“In my mind, if one person is treated badly, that's one too many,” he continued. “If it's true that people have been treated badly or that people have been bullied, I am 100% committed to moving that out of our church.”
“I have reflected many, many times, and I'm acknowledging that mistakes have been made and that there are things where we need to get far better, much better. I'm not shrinking back from that.”
Asked if the church’s problems stem from it becoming too large — it boasts locations in 28 countries and 150,000 weekly global visitors — Houston explained, “I'm not sure a church can be too big. I just think we have to grow into ourselves.”
Another controversy for Hillsong has been its alleged treatment of LGBTQ people as a conservative, evangelical church. Some gay members have said they had difficult experiences in the church and felt suicidal.
“I want us to get better a the way we communicate and embrace and work with people who are gay,” Houston said. “I don't have any personal bias at all against gay or lesbian people. But unfortunately, as a pastor, you don't represent what you think. You represent what the Bible says. And so at this point, we're still a conservative one on the subject of active gay relationship, et cetera.
"But it's a journey," he said. "Everyone's welcome. Many, many people who are gay come to Hillsong Church.”
He added that the struggles of church members over its recent controversies “keep me awake at night."
"I think larger churches everywhere are needing to scramble to put the things in place for a 21st century mindset that enable us to be stronger," he said.
“But Savannah, I look you in the eye and tell you I genuinely believe in my heart Hillsong is a good church,” he said.
Days after Lentz’s firing in early November, Houston announced that Hillsong was launching a probe into its New York City and other East Coast locations.

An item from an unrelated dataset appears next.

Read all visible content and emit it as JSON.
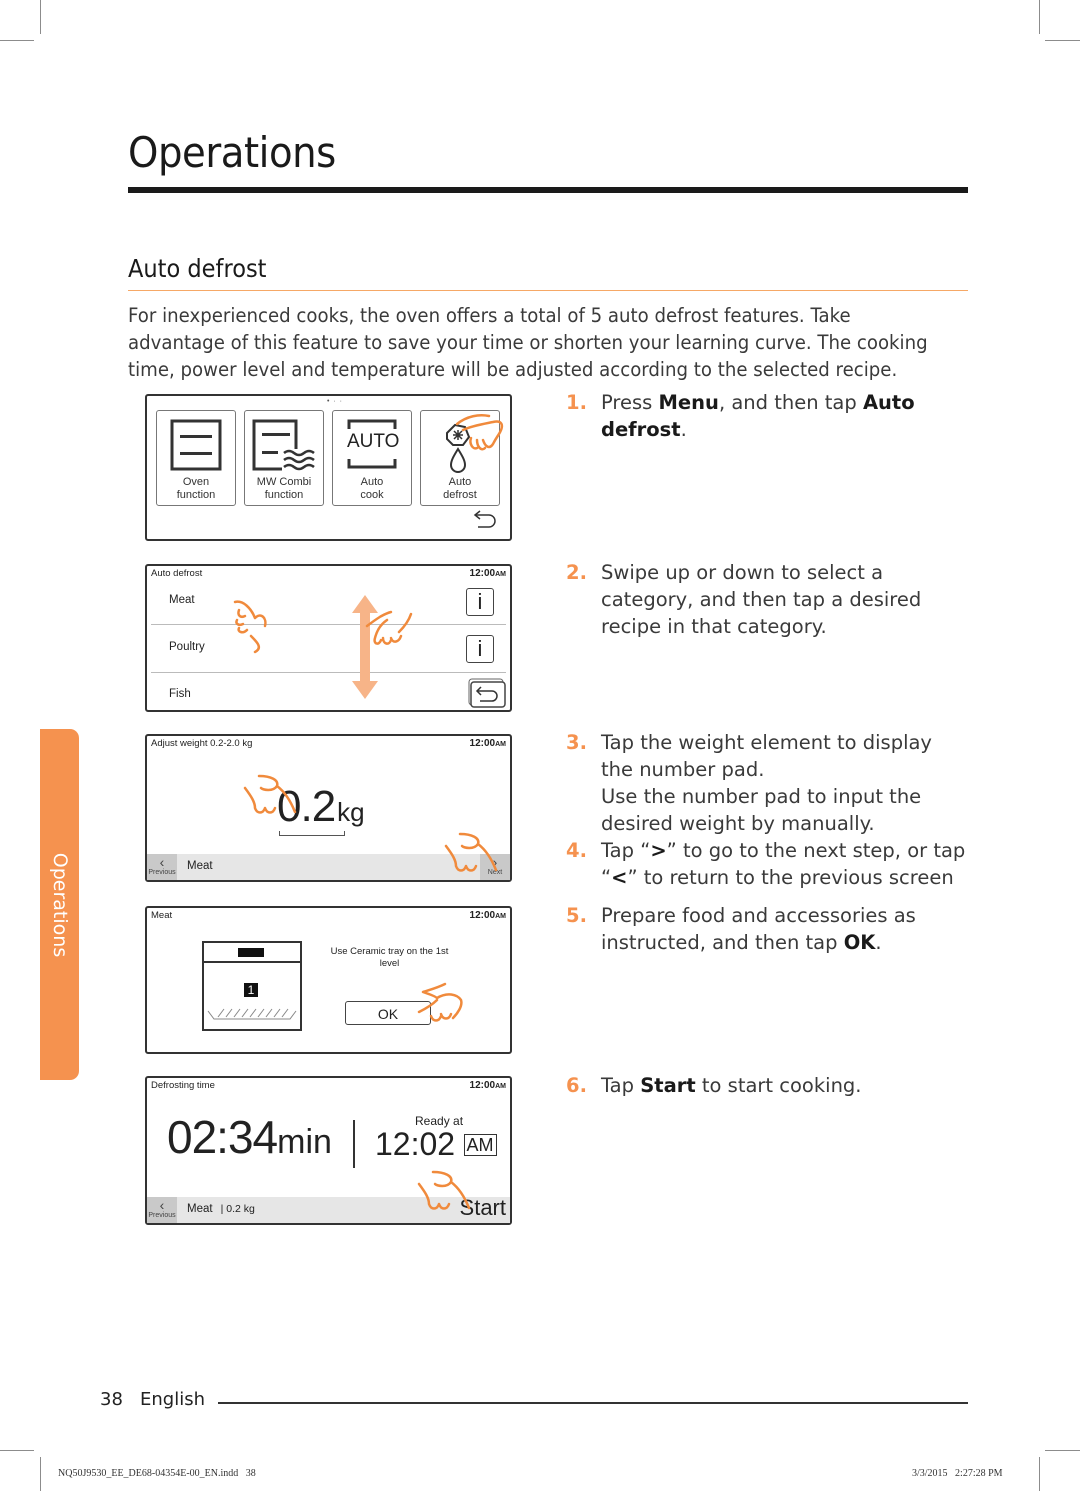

"We need a solid foundation for a fresh start and new beginning. The best is yet to come," Houston tweeted.
The organization revealed in a follow-up statement to TODAY at the time that the investigation was prompted, at least in part, by "a number of people (sharing) their experiences and concerns."
When Lentz was fired, Houston explained in a statement that the decision "was not taken lightly and was done in the best interests of everyone, including Pastor Carl."
"This action has been taken following ongoing discussions in relation to leadership issues and breaches of trust, plus a recent revelation of moral failures," he added.
Later the same day, Lentz made his own statement on Instagram, writing, in part, "Our time at Hillsong NYC has come to an end. This is a hard ending to what has been the most amazing, impacting and special chapter of our lives. Leading this church has been an honor in every sense of the word and it is impossible to articulate how much we have loved and will always love the amazing people in this church."
"I was unfaithful in my marriage, the most important relationship in my life and held accountable for that," he continued. "This failure is on me, and me alone and I take full responsibility for my actions."
Controversies within Hillsong are not the only ones Houston is currently facing. He’s also under investigation relating to a report released by a royal commission in Australia in 2015, which said he failed to refer child sex abuse by his father, another prominent pastor, to authorities. After the report was released, Hillsong said Houston acted appropriately and legally.